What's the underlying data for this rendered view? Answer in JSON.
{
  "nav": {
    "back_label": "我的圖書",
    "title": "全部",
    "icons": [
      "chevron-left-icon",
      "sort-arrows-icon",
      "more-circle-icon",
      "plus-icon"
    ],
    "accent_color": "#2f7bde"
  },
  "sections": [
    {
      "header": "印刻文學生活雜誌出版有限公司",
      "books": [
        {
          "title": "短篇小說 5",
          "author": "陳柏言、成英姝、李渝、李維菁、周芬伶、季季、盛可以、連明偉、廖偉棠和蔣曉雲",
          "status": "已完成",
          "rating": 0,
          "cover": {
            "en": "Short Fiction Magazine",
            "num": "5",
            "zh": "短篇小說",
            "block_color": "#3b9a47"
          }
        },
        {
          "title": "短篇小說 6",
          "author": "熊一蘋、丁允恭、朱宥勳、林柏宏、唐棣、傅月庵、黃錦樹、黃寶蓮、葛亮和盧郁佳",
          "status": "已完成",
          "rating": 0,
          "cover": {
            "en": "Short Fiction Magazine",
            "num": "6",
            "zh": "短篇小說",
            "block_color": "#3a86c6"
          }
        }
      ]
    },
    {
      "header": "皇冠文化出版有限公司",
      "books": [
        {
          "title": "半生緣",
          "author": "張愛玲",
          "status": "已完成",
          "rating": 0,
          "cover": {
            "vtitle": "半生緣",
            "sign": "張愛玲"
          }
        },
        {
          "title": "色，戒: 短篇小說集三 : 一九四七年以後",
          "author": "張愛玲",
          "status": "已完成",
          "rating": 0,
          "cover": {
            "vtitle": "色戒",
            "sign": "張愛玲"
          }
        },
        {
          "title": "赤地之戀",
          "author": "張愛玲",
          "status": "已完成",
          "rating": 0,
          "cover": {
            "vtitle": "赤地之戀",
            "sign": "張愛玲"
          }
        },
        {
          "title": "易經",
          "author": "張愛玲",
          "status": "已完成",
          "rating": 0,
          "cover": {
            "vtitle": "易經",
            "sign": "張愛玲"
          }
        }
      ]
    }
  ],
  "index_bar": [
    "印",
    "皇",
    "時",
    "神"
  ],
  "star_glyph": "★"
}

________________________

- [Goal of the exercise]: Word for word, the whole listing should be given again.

- [Reply to the exercise]:
What's the underlying data for this rendered view? Answer in JSON.
{
  "nav": {
    "back_label": "我的圖書",
    "title": "全部",
    "icons": [
      "chevron-left-icon",
      "sort-arrows-icon",
      "more-circle-icon",
      "plus-icon"
    ],
    "accent_color": "#2f7bde"
  },
  "sections": [
    {
      "header": "印刻文學生活雜誌出版有限公司",
      "books": [
        {
          "title": "短篇小說 5",
          "author": "陳柏言、成英姝、李渝、李維菁、周芬伶、季季、盛可以、連明偉、廖偉棠和蔣曉雲",
          "status": "已完成",
          "rating": 0,
          "cover": {
            "en": "Short Fiction Magazine",
            "num": "5",
            "zh": "短篇小說",
            "block_color": "#3b9a47"
          }
        },
        {
          "title": "短篇小說 6",
          "author": "熊一蘋、丁允恭、朱宥勳、林柏宏、唐棣、傅月庵、黃錦樹、黃寶蓮、葛亮和盧郁佳",
          "status": "已完成",
          "rating": 0,
          "cover": {
            "en": "Short Fiction Magazine",
            "num": "6",
            "zh": "短篇小說",
            "block_color": "#3a86c6"
          }
        }
      ]
    },
    {
      "header": "皇冠文化出版有限公司",
      "books": [
        {
          "title": "半生緣",
          "author": "張愛玲",
          "status": "已完成",
          "rating": 0,
          "cover": {
            "vtitle": "半生緣",
            "sign": "張愛玲"
          }
        },
        {
          "title": "色，戒: 短篇小說集三 : 一九四七年以後",
          "author": "張愛玲",
          "status": "已完成",
          "rating": 0,
          "cover": {
            "vtitle": "色戒",
            "sign": "張愛玲"
          }
        },
        {
          "title": "赤地之戀",
          "author": "張愛玲",
          "status": "已完成",
          "rating": 0,
          "cover": {
            "vtitle": "赤地之戀",
            "sign": "張愛玲"
          }
        },
        {
          "title": "易經",
          "author": "張愛玲",
          "status": "已完成",
          "rating": 0,
          "cover": {
            "vtitle": "易經",
            "sign": "張愛玲"
          }
        }
      ]
    }
  ],
  "index_bar": [
    "印",
    "皇",
    "時",
    "神"
  ],
  "star_glyph": "★"
}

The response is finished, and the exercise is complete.